Kiso Ikebana brings the art of flower arranging to Sunnyvale
For Chika Maxwell of Sunnyvale, Ikebana – the Japanese art of flower arranging – is not only a way to express yourself but also a way to connect with your heritage.
“My grandmother was a Ikebana teacher,” Maxwell said. “She was homeschooling, so I was growing up with [it]. I always watched what she was doing. Sometimes I took a class with her, but I don’t remember that much because I was little…Ikebana is very difficult for children, so I did not understand the beauty.”
In her twenties, Maxwell learned the art of Western-style flower arrangements.
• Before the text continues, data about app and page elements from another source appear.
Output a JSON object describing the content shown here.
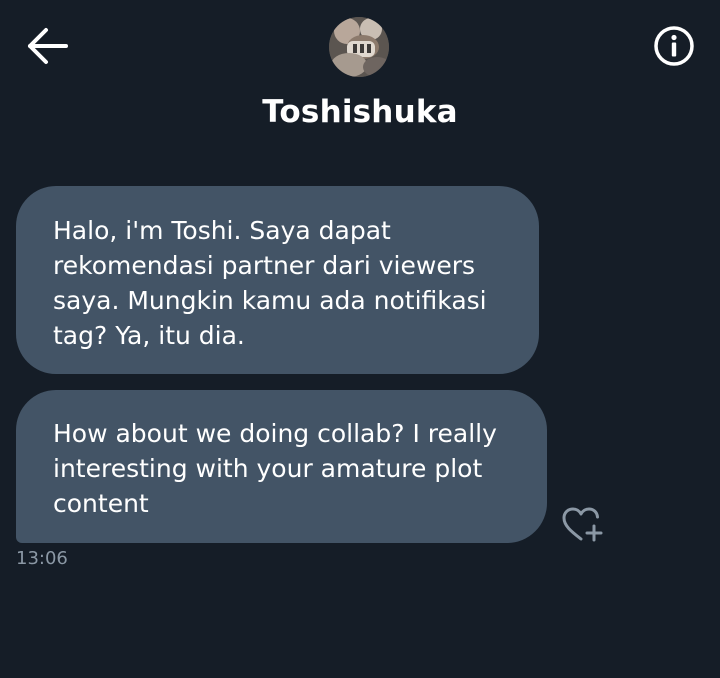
{
  "header": {
    "contact_name": "Toshishuka",
    "back_icon": "arrow-left-icon",
    "info_icon": "info-circle-icon",
    "avatar_icon": "profile-avatar"
  },
  "messages": [
    {
      "text": "Halo, i'm Toshi. Saya dapat rekomendasi partner dari viewers saya. Mungkin kamu ada notifikasi tag? Ya, itu dia."
    },
    {
      "text": "How about we doing collab? I really interesting with your amature plot content",
      "reaction_icon": "heart-plus-icon"
    }
  ],
  "timestamp": "13:06",
  "colors": {
    "background": "#151d27",
    "bubble": "#435466",
    "text": "#ffffff",
    "timestamp": "#8b98a5"
  }
}
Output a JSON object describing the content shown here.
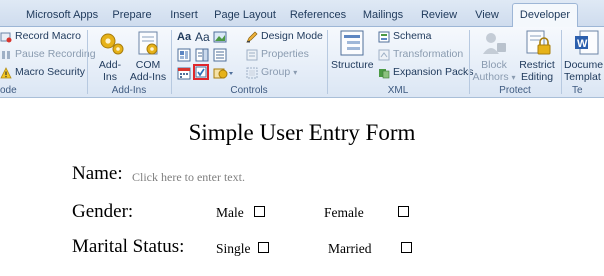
{
  "tabs": [
    "Microsoft Apps",
    "Prepare",
    "Insert",
    "Page Layout",
    "References",
    "Mailings",
    "Review",
    "View",
    "Developer"
  ],
  "active_tab": "Developer",
  "ribbon": {
    "code": {
      "record_macro": "Record Macro",
      "pause_recording": "Pause Recording",
      "macro_security": "Macro Security",
      "label_partial": "ode"
    },
    "addins": {
      "addins_button": "Add-Ins",
      "com_addins_line1": "COM",
      "com_addins_line2": "Add-Ins",
      "label": "Add-Ins"
    },
    "controls": {
      "rich_text": "Aa",
      "plain_text": "Aa",
      "design_mode": "Design Mode",
      "properties": "Properties",
      "group": "Group",
      "label": "Controls"
    },
    "xml": {
      "structure": "Structure",
      "schema": "Schema",
      "transformation": "Transformation",
      "expansion_packs": "Expansion Packs",
      "label": "XML"
    },
    "protect": {
      "block_authors_line1": "Block",
      "block_authors_line2": "Authors",
      "restrict_editing_line1": "Restrict",
      "restrict_editing_line2": "Editing",
      "label": "Protect"
    },
    "templates": {
      "document_template_line1": "Docume",
      "document_template_line2": "Templat",
      "label_partial": "Te"
    }
  },
  "document": {
    "title": "Simple User Entry Form",
    "name_label": "Name:",
    "name_placeholder": "Click here to enter text.",
    "gender_label": "Gender:",
    "gender_options": [
      "Male",
      "Female"
    ],
    "marital_label": "Marital Status:",
    "marital_options": [
      "Single",
      "Married"
    ]
  },
  "colors": {
    "highlight_box": "#e0262a",
    "ribbon_text": "#1e395b",
    "disabled_text": "#8a9bb0"
  }
}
She worked for a florist for over 15 years before deciding it was time to learn the art of Ikebana.
Maxwell practices Sogetsu Ikebanawhich is more fluid than other art forms.
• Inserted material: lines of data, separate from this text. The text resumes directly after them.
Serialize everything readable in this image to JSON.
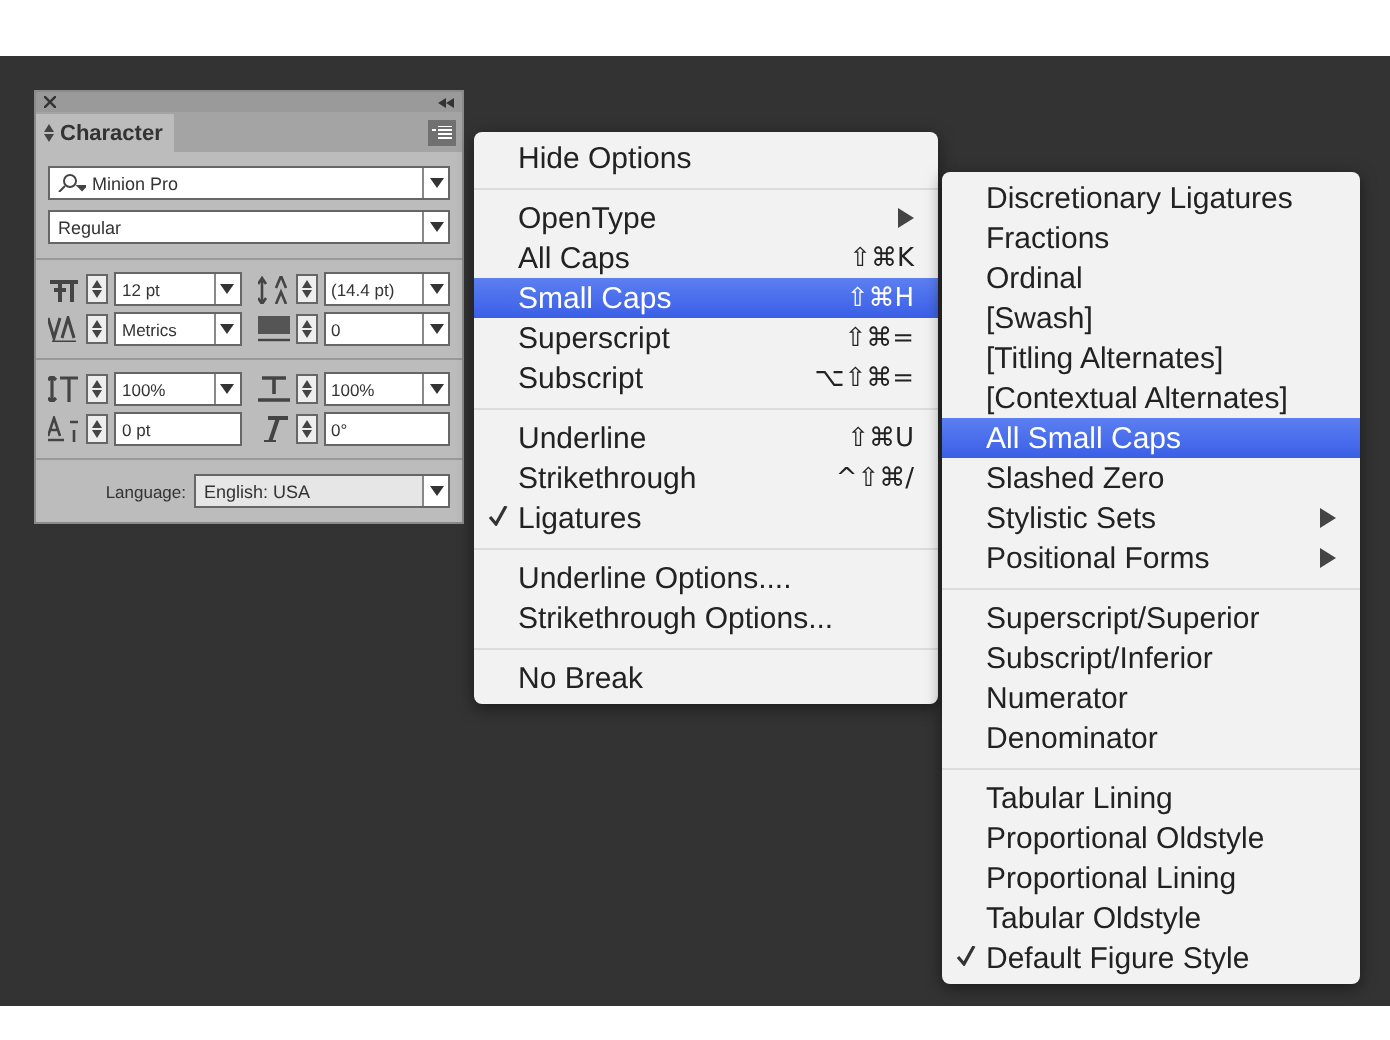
{
  "panel": {
    "tab": {
      "label": "Character",
      "selected": true
    },
    "font": {
      "value": "Minion Pro"
    },
    "style": {
      "value": "Regular"
    },
    "fields": [
      {
        "kind": "dropdown",
        "value": "12 pt"
      },
      {
        "kind": "dropdown",
        "value": "(14.4 pt)"
      },
      {
        "kind": "dropdown",
        "value": "Metrics"
      },
      {
        "kind": "dropdown",
        "value": "0"
      },
      {
        "kind": "dropdown",
        "value": "100%"
      },
      {
        "kind": "dropdown",
        "value": "100%"
      },
      {
        "kind": "text",
        "value": "0 pt"
      },
      {
        "kind": "text",
        "value": "0°"
      }
    ],
    "language": {
      "label": "Language:",
      "value": "English: USA"
    }
  },
  "menu": {
    "groups": [
      [
        {
          "label": "Hide Options",
          "checked": false,
          "selected": false
        }
      ],
      [
        {
          "label": "OpenType",
          "submenu": true,
          "checked": false,
          "selected": false
        },
        {
          "label": "All Caps",
          "shortcut": "⇧⌘K",
          "checked": false,
          "selected": false
        },
        {
          "label": "Small Caps",
          "shortcut": "⇧⌘H",
          "checked": false,
          "selected": true
        },
        {
          "label": "Superscript",
          "shortcut": "⇧⌘=",
          "checked": false,
          "selected": false
        },
        {
          "label": "Subscript",
          "shortcut": "⌥⇧⌘=",
          "checked": false,
          "selected": false
        }
      ],
      [
        {
          "label": "Underline",
          "shortcut": "⇧⌘U",
          "checked": false,
          "selected": false
        },
        {
          "label": "Strikethrough",
          "shortcut": "^⇧⌘/",
          "checked": false,
          "selected": false
        },
        {
          "label": "Ligatures",
          "checked": true,
          "selected": false
        }
      ],
      [
        {
          "label": "Underline Options....",
          "checked": false,
          "selected": false
        },
        {
          "label": "Strikethrough Options...",
          "checked": false,
          "selected": false
        }
      ],
      [
        {
          "label": "No Break",
          "checked": false,
          "selected": false
        }
      ]
    ]
  },
  "submenu": {
    "groups": [
      [
        {
          "label": "Discretionary Ligatures",
          "checked": false,
          "selected": false
        },
        {
          "label": "Fractions",
          "checked": false,
          "selected": false
        },
        {
          "label": "Ordinal",
          "checked": false,
          "selected": false
        },
        {
          "label": "[Swash]",
          "checked": false,
          "selected": false
        },
        {
          "label": "[Titling Alternates]",
          "checked": false,
          "selected": false
        },
        {
          "label": "[Contextual Alternates]",
          "checked": false,
          "selected": false
        },
        {
          "label": "All Small Caps",
          "checked": false,
          "selected": true
        },
        {
          "label": "Slashed Zero",
          "checked": false,
          "selected": false
        },
        {
          "label": "Stylistic Sets",
          "submenu": true,
          "checked": false,
          "selected": false
        },
        {
          "label": "Positional Forms",
          "submenu": true,
          "checked": false,
          "selected": false
        }
      ],
      [
        {
          "label": "Superscript/Superior",
          "checked": false,
          "selected": false
        },
        {
          "label": "Subscript/Inferior",
          "checked": false,
          "selected": false
        },
        {
          "label": "Numerator",
          "checked": false,
          "selected": false
        },
        {
          "label": "Denominator",
          "checked": false,
          "selected": false
        }
      ],
      [
        {
          "label": "Tabular Lining",
          "checked": false,
          "selected": false
        },
        {
          "label": "Proportional Oldstyle",
          "checked": false,
          "selected": false
        },
        {
          "label": "Proportional Lining",
          "checked": false,
          "selected": false
        },
        {
          "label": "Tabular Oldstyle",
          "checked": false,
          "selected": false
        },
        {
          "label": "Default Figure Style",
          "checked": true,
          "selected": false
        }
      ]
    ]
  }
}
“Ikenobo [Ikebana] is very traditional. They have 500 years of history. They have strict rules and they have a stricter style,” Maxwell said. “Sogetsu [Ikebana] it’s like 100 years [old]. The founder was born in a Ikebana family, but he didn’t like the structure, so he founded his own style.
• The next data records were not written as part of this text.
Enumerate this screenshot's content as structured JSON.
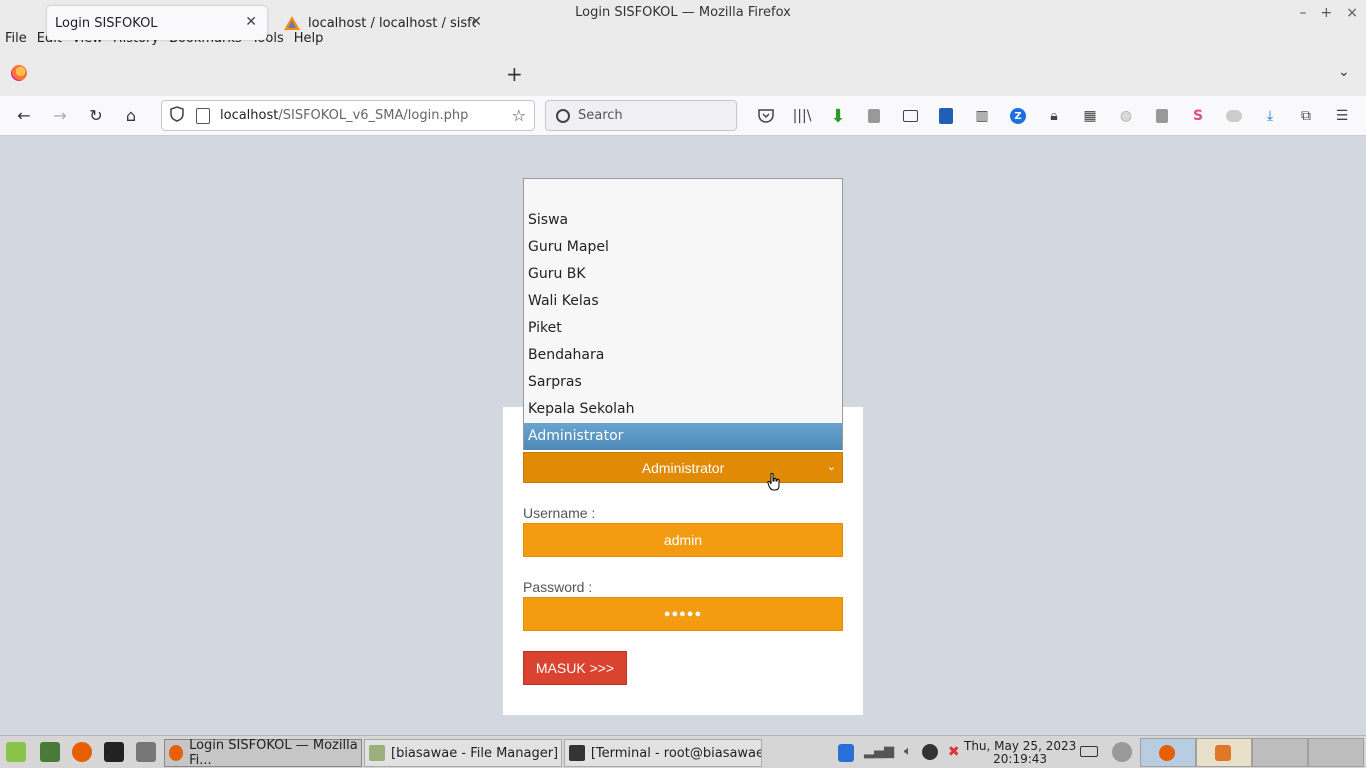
{
  "window": {
    "title": "Login SISFOKOL — Mozilla Firefox"
  },
  "menu": [
    "File",
    "Edit",
    "View",
    "History",
    "Bookmarks",
    "Tools",
    "Help"
  ],
  "tabs": [
    {
      "label": "Login SISFOKOL",
      "active": true
    },
    {
      "label": "localhost / localhost / sisfokol",
      "active": false
    }
  ],
  "navbar": {
    "url_host": "localhost",
    "url_path": "/SISFOKOL_v6_SMA/login.php",
    "search_placeholder": "Search"
  },
  "login": {
    "level_selected": "Administrator",
    "level_options": [
      "",
      "Siswa",
      "Guru Mapel",
      "Guru BK",
      "Wali Kelas",
      "Piket",
      "Bendahara",
      "Sarpras",
      "Kepala Sekolah",
      "Administrator"
    ],
    "username_label": "Username :",
    "username_value": "admin",
    "password_label": "Password :",
    "password_value": "●●●●●",
    "submit_label": "MASUK >>>"
  },
  "taskbar": {
    "tasks": [
      {
        "label": "Login SISFOKOL — Mozilla Fi...",
        "active": true
      },
      {
        "label": "[biasawae - File Manager]",
        "active": false
      },
      {
        "label": "[Terminal - root@biasawae /...",
        "active": false
      }
    ],
    "clock_date": "Thu, May 25, 2023",
    "clock_time": "20:19:43"
  },
  "colors": {
    "select_bg": "#e08a06",
    "field_bg": "#f39c12",
    "submit_bg": "#d9432f",
    "option_selected": "#5897c4",
    "page_bg": "#d3d8e0"
  }
}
Maxwell completed his training in 2019 and decided to share his knowledge. She created the Kiso Ikebana Instagram account and started sharing photos of her Sunnyvale home.
“I started Instagram during the pandemic because a lot of people, they couldn’t go out and they weren’t having fun,” Maxwell said. “I started doing it anonymously to share. If I could make others happy… I have so many Ikebana friends on Instagram and communicate and inspire each other.
She recently launched the Kiso Ikebana company through which she teaches anyone who wants to learn the Sogetsu Style of Ikebana.
“We usually start with the basic style…we have to follow the instructions and all these angles,” Maxwell said. “They learn to express the beauty of nature and they learn the nature of materials step by step until they start doing the freestyle arrangement.”
Maxwell teaches classes at her home in Sunnyvale. She hopes to add classes at the local community center soon, and last spring she shared her knowledge at the Nikkei Matsuri festival in the Japanese district of San Jose.
Although it’s not on purpose, most Maxwell students are busy moms who tend to juggle home and work life. They come to Maxwell’s classes to relax.
“Chika-san the lesson is kind of my moment of meditation,” said Akiko, one of Maxwell’s students. “Usually I’m spoiled by everything from family to work, but only this time I can focus on one thing.
“I’ve always wanted [to learn] Since I was a child. Ikebana, I thought it was really fun, but I never got the chance,” said Kaori, another Maxwell student. “I have an eight-year-old son, everything is so loud around him. When we do Ikebana flower arrangement is nice. Quiet.”
Kaori also uses the classes as an opportunity to spend quality time with her eldest daughter, Leah.
For more details on Sunnyvale business, Kiso Ikebana, find Maxwell on Instagram @kiso_ikebana or email [email protected]